An authority website is a site that is trusted by its users, the industry it operates in, other websites and search engines. Traditionally a link from an authority website is very valuable, as it’s seen as a vote of confidence. The more of these you have, and the higher quality content you produce, the more likely your own site will become an authority too.
However as the aforementioned Searchmetrics research suggests, year-on-year correlations between backlinks and rankings are decreasing, so perhaps over time ‘links’ may not be as important to SEO as we once thought.
7) Meta descriptions and title tags
Having a meta description won’t necessarily improve your ranking on the SERP, but it is something you should definitely use before publishing an article or page as it can help increase your chances of a searcher clicking on your result.
The meta description is the short paragraph of text that appears under your page’s URL in the search results, it’s also something you should have complete control of in your CMS.
Write succinctly (under 156 characters is good), clearly and make sure it’s relevant to your headline and the content of the article itself.
Title tags are used to tell search engines and visitors what your site is about in the most concise and accurate way possible. The keywords in your title tag show up highlighted in search engine results (if the query uses those keywords), as well as in your browser tab and when sharing your site externally.
You can write your own title tag inside the <head> area of your site’s HTML:
You should use a few accurate keywords describing the page as well as your own brand name. Only use relevant keywords though, and the most important thing to consider is that although you are formatting for search engines, you should write for humans.
8) Schema markup
You can make your search results appear more attractive by adding Schema markup to the HTML of your pages. This can help turn your search results into a rich media playground, adding star-ratings, customer ratings, images, and various other bits of helpful info…
Schema is also the preferred method of markup by most search engines including Google, and it’s fairly straightforward to use.
9) Properly tagged images
Many people forget to include the alt attribute when they upload images to their content, but this is definitely something you shouldn’t overlook because Google cannot ‘see’ your images, but can ‘read’ the alt text.
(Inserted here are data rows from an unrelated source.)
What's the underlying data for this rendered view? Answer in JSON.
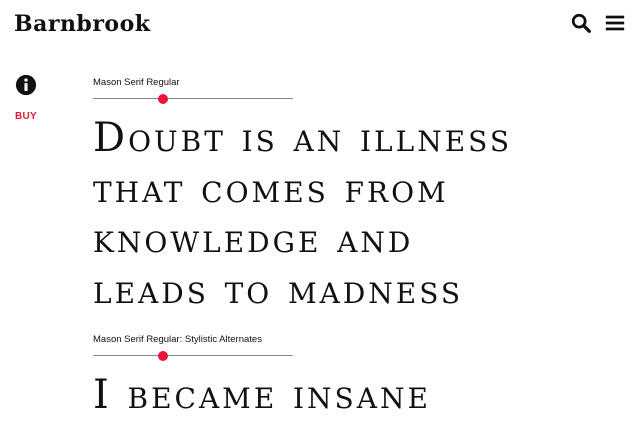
{
  "header": {
    "logo": "Barnbrook",
    "search_icon": "search-icon",
    "menu_icon": "hamburger-menu-icon"
  },
  "sidebar": {
    "info_icon": "info-icon",
    "buy_label": "BUY"
  },
  "specimens": [
    {
      "label": "Mason Serif Regular",
      "size_level": 0.35,
      "lines": [
        "Doubt is an illness",
        "that comes from",
        "knowledge and",
        "leads to madness"
      ]
    },
    {
      "label": "Mason Serif Regular: Stylistic Alternates",
      "size_level": 0.35,
      "lines": [
        "I became insane"
      ]
    }
  ],
  "colors": {
    "accent": "#e8173a",
    "text": "#111111",
    "background": "#ffffff"
  }
}
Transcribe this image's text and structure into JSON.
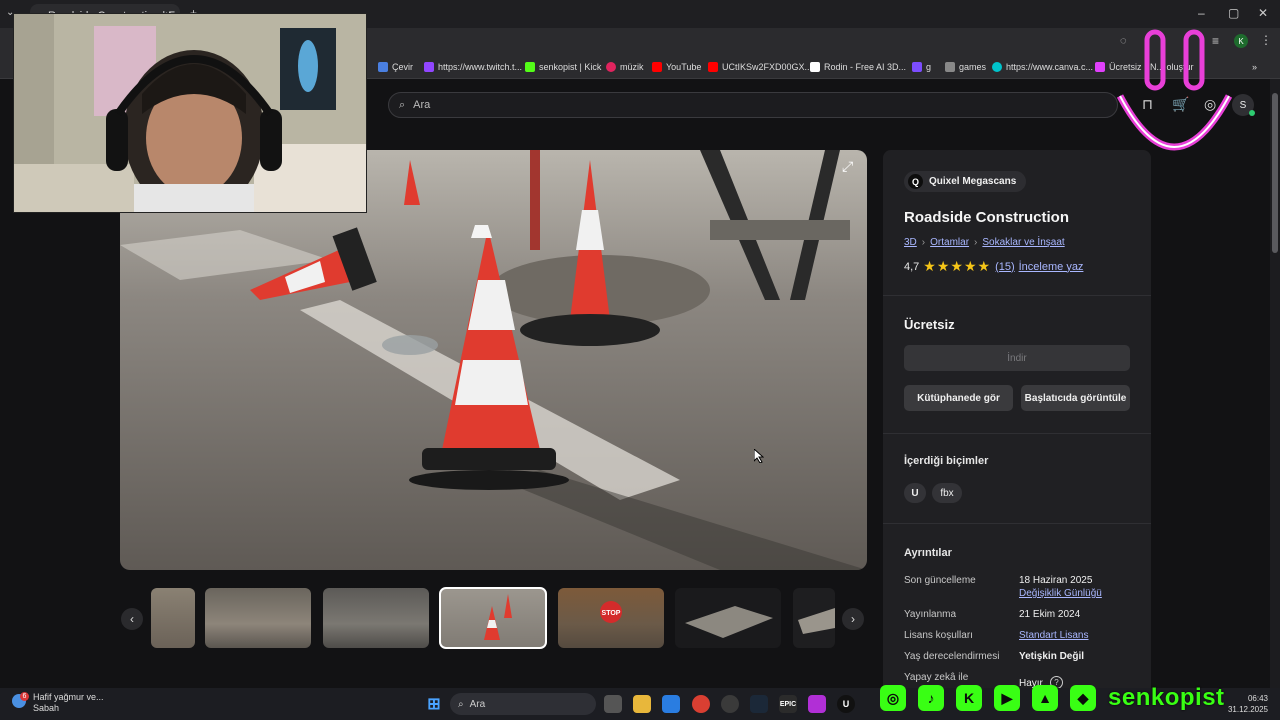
{
  "browser": {
    "tab_title": "Roadside Construction | Fab",
    "tab_close": "×",
    "window_controls": [
      "–",
      "▢",
      "✕"
    ]
  },
  "bookmarks": [
    {
      "label": "Çevir",
      "color": "#4a7fe0"
    },
    {
      "label": "https://www.twitch.t...",
      "color": "#9146ff"
    },
    {
      "label": "senkopist | Kick",
      "color": "#53fc18"
    },
    {
      "label": "müzik",
      "color": "#e0245e"
    },
    {
      "label": "YouTube",
      "color": "#ff0000"
    },
    {
      "label": "UCtIKSw2FXD00GX...",
      "color": "#ff0000"
    },
    {
      "label": "Rodin - Free AI 3D...",
      "color": "#ffffff"
    },
    {
      "label": "g",
      "color": "#7c4dff"
    },
    {
      "label": "games",
      "color": "#888888"
    },
    {
      "label": "https://www.canva.c...",
      "color": "#00c4cc"
    },
    {
      "label": "Ücretsiz PN... oluştur",
      "color": "#e040fb"
    }
  ],
  "site": {
    "search_placeholder": "Ara",
    "avatar_letter": "S"
  },
  "product": {
    "seller": "Quixel Megascans",
    "seller_logo_letter": "Q",
    "title": "Roadside Construction",
    "breadcrumb": [
      "3D",
      "Ortamlar",
      "Sokaklar ve İnşaat"
    ],
    "rating_value": "4,7",
    "rating_stars": 4.7,
    "rating_stars_glyphs": "★★★★★",
    "rating_count": "(15)",
    "review_link": "İnceleme yaz",
    "price": "Ücretsiz",
    "download_button": "İndir",
    "library_button": "Kütüphanede gör",
    "launcher_button": "Başlatıcıda görüntüle",
    "formats_heading": "İçerdiği biçimler",
    "formats": [
      "U",
      "fbx"
    ],
    "details_heading": "Ayrıntılar",
    "details": [
      {
        "label": "Son güncelleme",
        "value": "18 Haziran 2025",
        "link": "Değişiklik Günlüğü"
      },
      {
        "label": "Yayınlanma",
        "value": "21 Ekim 2024"
      },
      {
        "label": "Lisans koşulları",
        "value": "Standart Lisans"
      },
      {
        "label": "Yaş derecelendirmesi",
        "value": "Yetişkin Değil"
      },
      {
        "label": "Yapay zekâ ile",
        "value": "Hayır"
      }
    ]
  },
  "gallery": {
    "thumbnail_count": 7,
    "selected_index": 3
  },
  "taskbar": {
    "weather_badge": "6",
    "weather_text": "Hafif yağmur ve...",
    "weather_sub": "Sabah",
    "search_placeholder": "Ara",
    "time": "06:43",
    "date": "31.12.2025"
  },
  "overlay": {
    "handle": "senkopist"
  },
  "colors": {
    "accent_link": "#a9b7ff",
    "star": "#f5c518",
    "brand_green": "#39ff14",
    "overlay_magenta": "#e83fd8"
  }
}
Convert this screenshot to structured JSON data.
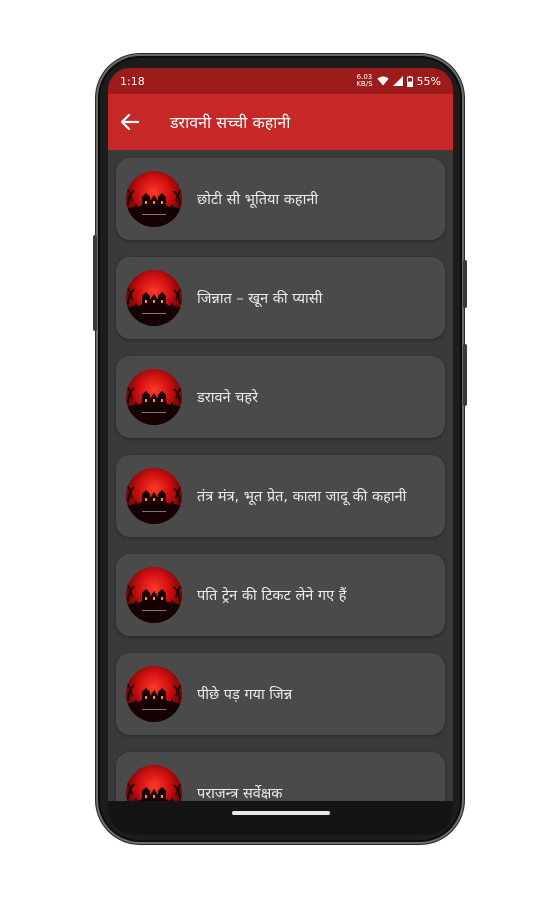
{
  "status": {
    "time": "1:18",
    "net_speed_value": "6.03",
    "net_speed_unit": "KB/S",
    "battery": "55%"
  },
  "appbar": {
    "title": "डरावनी सच्ची कहानी"
  },
  "stories": [
    {
      "title": "छोटी सी भूतिया कहानी"
    },
    {
      "title": "जिन्नात – खून की प्यासी"
    },
    {
      "title": "डरावने चहरे"
    },
    {
      "title": "तंत्र मंत्र, भूत प्रेत, काला जादू की कहानी"
    },
    {
      "title": "पति ट्रेन की टिकट लेने गए हैं"
    },
    {
      "title": "पीछे पड़ गया जिन्न"
    },
    {
      "title": "पराजन्त्र सर्वेक्षक"
    }
  ],
  "colors": {
    "statusbar": "#9e1b1b",
    "appbar": "#c62828",
    "background": "#3a3a3a",
    "card": "#4a4a4a"
  }
}
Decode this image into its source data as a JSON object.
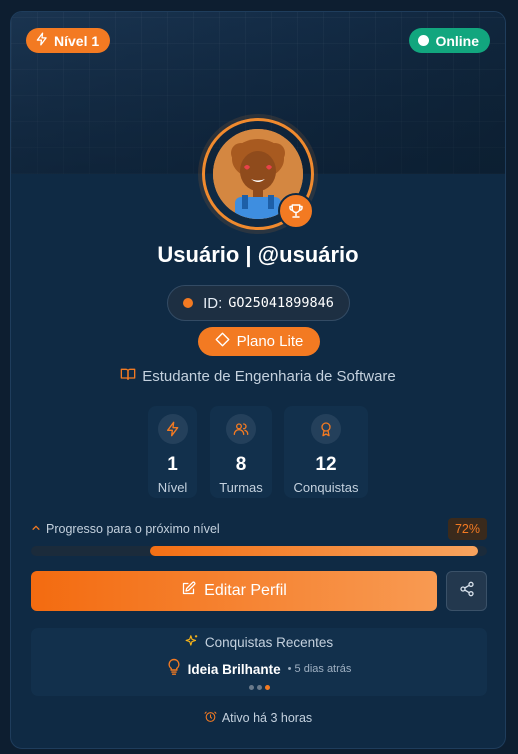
{
  "badges": {
    "level": "Nível 1",
    "status": "Online"
  },
  "profile": {
    "name": "Usuário | @usuário",
    "id_label": "ID:",
    "id_value": "GO25041899846",
    "plan": "Plano Lite",
    "course": "Estudante de Engenharia de Software"
  },
  "stats": [
    {
      "value": "1",
      "label": "Nível"
    },
    {
      "value": "8",
      "label": "Turmas"
    },
    {
      "value": "12",
      "label": "Conquistas"
    }
  ],
  "progress": {
    "label": "Progresso para o próximo nível",
    "percent_text": "72%",
    "percent": 72
  },
  "actions": {
    "edit_label": "Editar Perfil"
  },
  "recent": {
    "title": "Conquistas Recentes",
    "item_name": "Ideia Brilhante",
    "item_time": "• 5 dias atrás"
  },
  "activity": "Ativo há 3 horas",
  "colors": {
    "accent": "#f37a22",
    "online": "#12a67e",
    "card": "#0f2a44"
  }
}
By describing your image in the alt text as accurately as possible it will increase the chances of your images appearing in Google Image search.
Should you want any further info, feel free to get in touch and our team can talk you through your best steps forward.